Stem cells, ready for transplant. Photo/ Amy Augustine Grappone
The bag in this photo is full of stem cells that, until a couple of weeks ago,were inside my friend Amanda’s body. That was before she donated them to her brother, Greg, who needed a bone marrow transplant to fight a tricky form of lymphoma.
I could tell you their story: How this isn’t Greg’s first experience with cancer, how he found out he’d need the transplant the day after his daughter was born, how his family is supporting cancer research and encouraging people to join the bone marrow registry. But really, it’s best if you just visit their blog, Counting up from Zero, because it’s impossible for me to describe all this better than they already are.
Greg’s wife, Amy, is a really fantastic woman, a journalist I worked with for many years at the Concord Monitor. (Friend’s brother married to former coworker? Yes, New Hampshire really is that small.) During Greg’s illness, she’s used Facebook, Instagram and now this blog to document their experiences in words and pictures, including the photo accompanying this post. The result is honest, unwavering and packed with the kind of information other transplant recipients will find useful.
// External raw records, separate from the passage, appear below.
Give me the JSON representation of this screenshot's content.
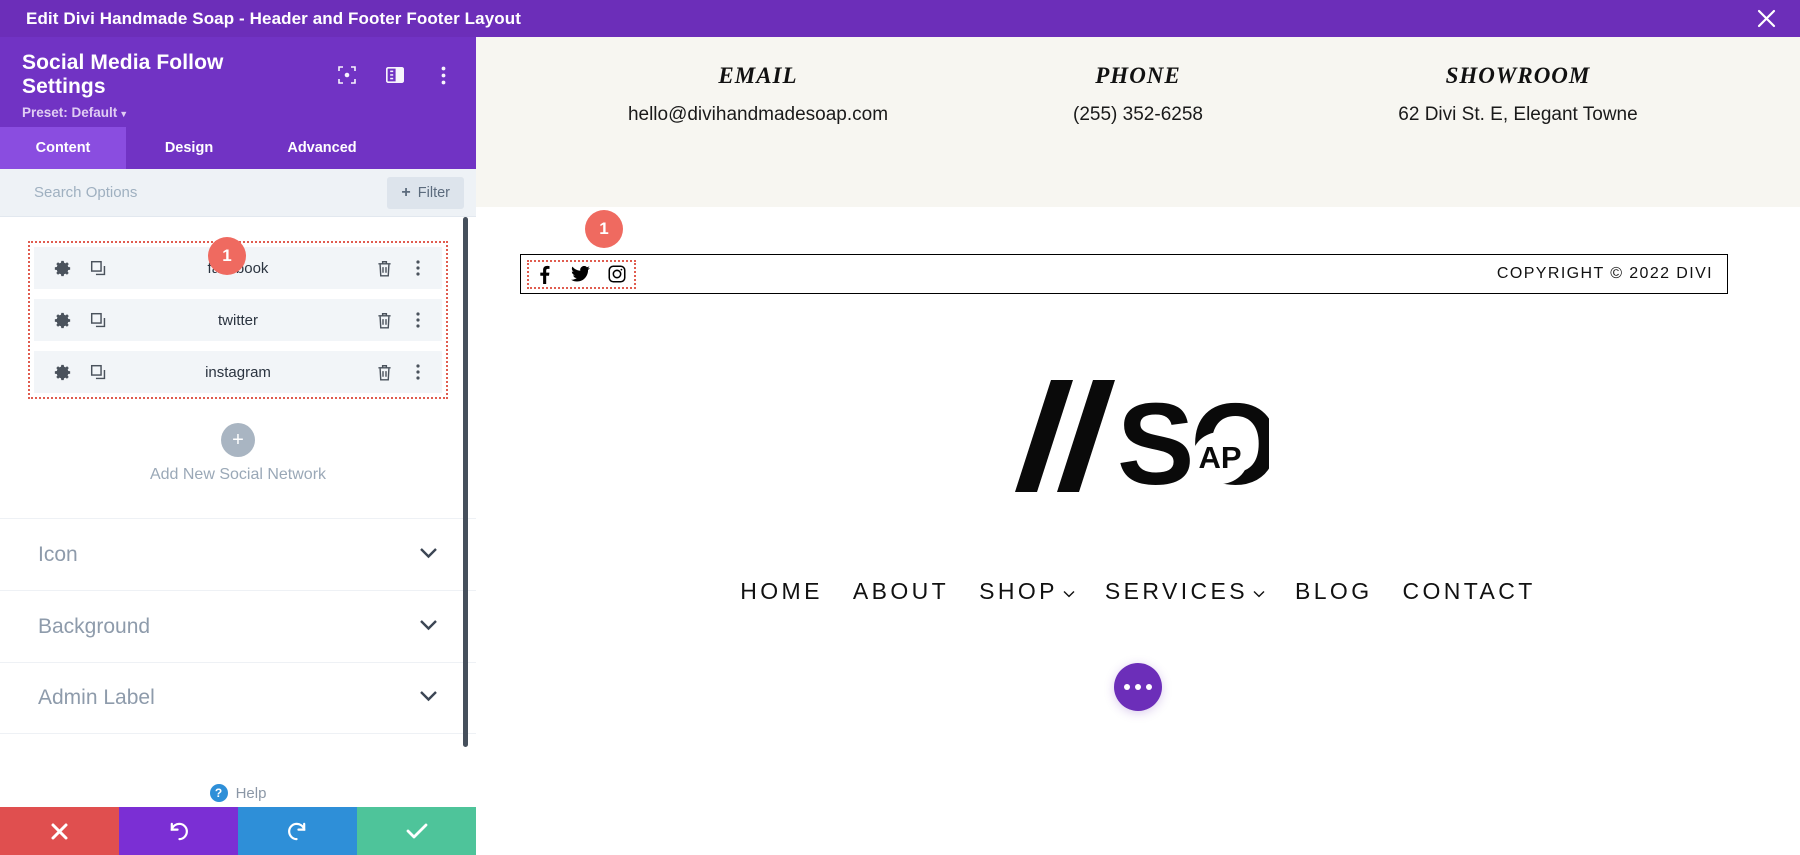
{
  "window": {
    "title": "Edit Divi Handmade Soap - Header and Footer Footer Layout",
    "close_icon": "close-icon"
  },
  "panel": {
    "title": "Social Media Follow Settings",
    "preset_label": "Preset: Default",
    "header_icons": [
      "focus-icon",
      "layout-icon",
      "kebab-menu-icon"
    ],
    "tabs": [
      {
        "label": "Content",
        "active": true
      },
      {
        "label": "Design",
        "active": false
      },
      {
        "label": "Advanced",
        "active": false
      }
    ],
    "search": {
      "placeholder": "Search Options",
      "value": ""
    },
    "filter_button": {
      "label": "Filter",
      "plus": "+"
    },
    "social_networks": [
      {
        "name": "facebook"
      },
      {
        "name": "twitter"
      },
      {
        "name": "instagram"
      }
    ],
    "add_new": {
      "plus": "+",
      "label": "Add New Social Network"
    },
    "toggle_sections": [
      {
        "label": "Icon"
      },
      {
        "label": "Background"
      },
      {
        "label": "Admin Label"
      }
    ],
    "help": {
      "badge": "?",
      "label": "Help"
    },
    "footer_actions": [
      {
        "name": "cancel",
        "icon": "close-icon",
        "color": "#e04f4f"
      },
      {
        "name": "undo",
        "icon": "undo-icon",
        "color": "#7b2fd4"
      },
      {
        "name": "redo",
        "icon": "redo-icon",
        "color": "#2e8fd8"
      },
      {
        "name": "save",
        "icon": "check-icon",
        "color": "#4ec49a"
      }
    ],
    "step_badge": "1"
  },
  "preview": {
    "step_badge": "1",
    "contact": [
      {
        "title": "EMAIL",
        "value": "hello@divihandmadesoap.com"
      },
      {
        "title": "PHONE",
        "value": "(255) 352-6258"
      },
      {
        "title": "SHOWROOM",
        "value": "62 Divi St. E, Elegant Towne"
      }
    ],
    "footer_bar": {
      "social_icons": [
        "facebook-icon",
        "twitter-icon",
        "instagram-icon"
      ],
      "copyright": "COPYRIGHT © 2022 DIVI"
    },
    "logo": {
      "slashes": "//",
      "text": "SO",
      "inner_text": "AP"
    },
    "nav": [
      {
        "label": "HOME",
        "dropdown": false
      },
      {
        "label": "ABOUT",
        "dropdown": false
      },
      {
        "label": "SHOP",
        "dropdown": true
      },
      {
        "label": "SERVICES",
        "dropdown": true
      },
      {
        "label": "BLOG",
        "dropdown": false
      },
      {
        "label": "CONTACT",
        "dropdown": false
      }
    ],
    "fab": {
      "icon": "ellipsis-icon"
    }
  },
  "colors": {
    "brand_purple": "#6c2eb9",
    "panel_purple": "#7133c4",
    "tab_active": "#8a4de0",
    "accent_red": "#e05c4f",
    "badge_red": "#ef6a60",
    "save_green": "#4ec49a",
    "redo_blue": "#2e8fd8"
  }
}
Their blog has received thousands of hits since its launch earlier this month, and that’s no surprise. About 15,000 bone marrow and cord blood transfusions are performed in the U.S. each year. After the transplant, patients like Greg spend many months in near isolation while the donated cells rebuild the recipient’s immune system. It’s a mentally and physically tough time, and this blog will undoubtedly become a source of camaraderie for anyone in a similar situation.
Even those without a connection to Greg, Amy or anyone affected by this kind of transplant will find the blog a worthwhile read. It’s a testament to the power of family, community and science.
(Although Greg’s new cells came from his sister, many potential recipients don’t have family members who are able to donate compatible cells. In such cases, doctors try to find a match on a national registry of willing donors. Here’s Amanda’s description of what it was like to be a donor. And here’s some information to read if you’re considering joining the registry.)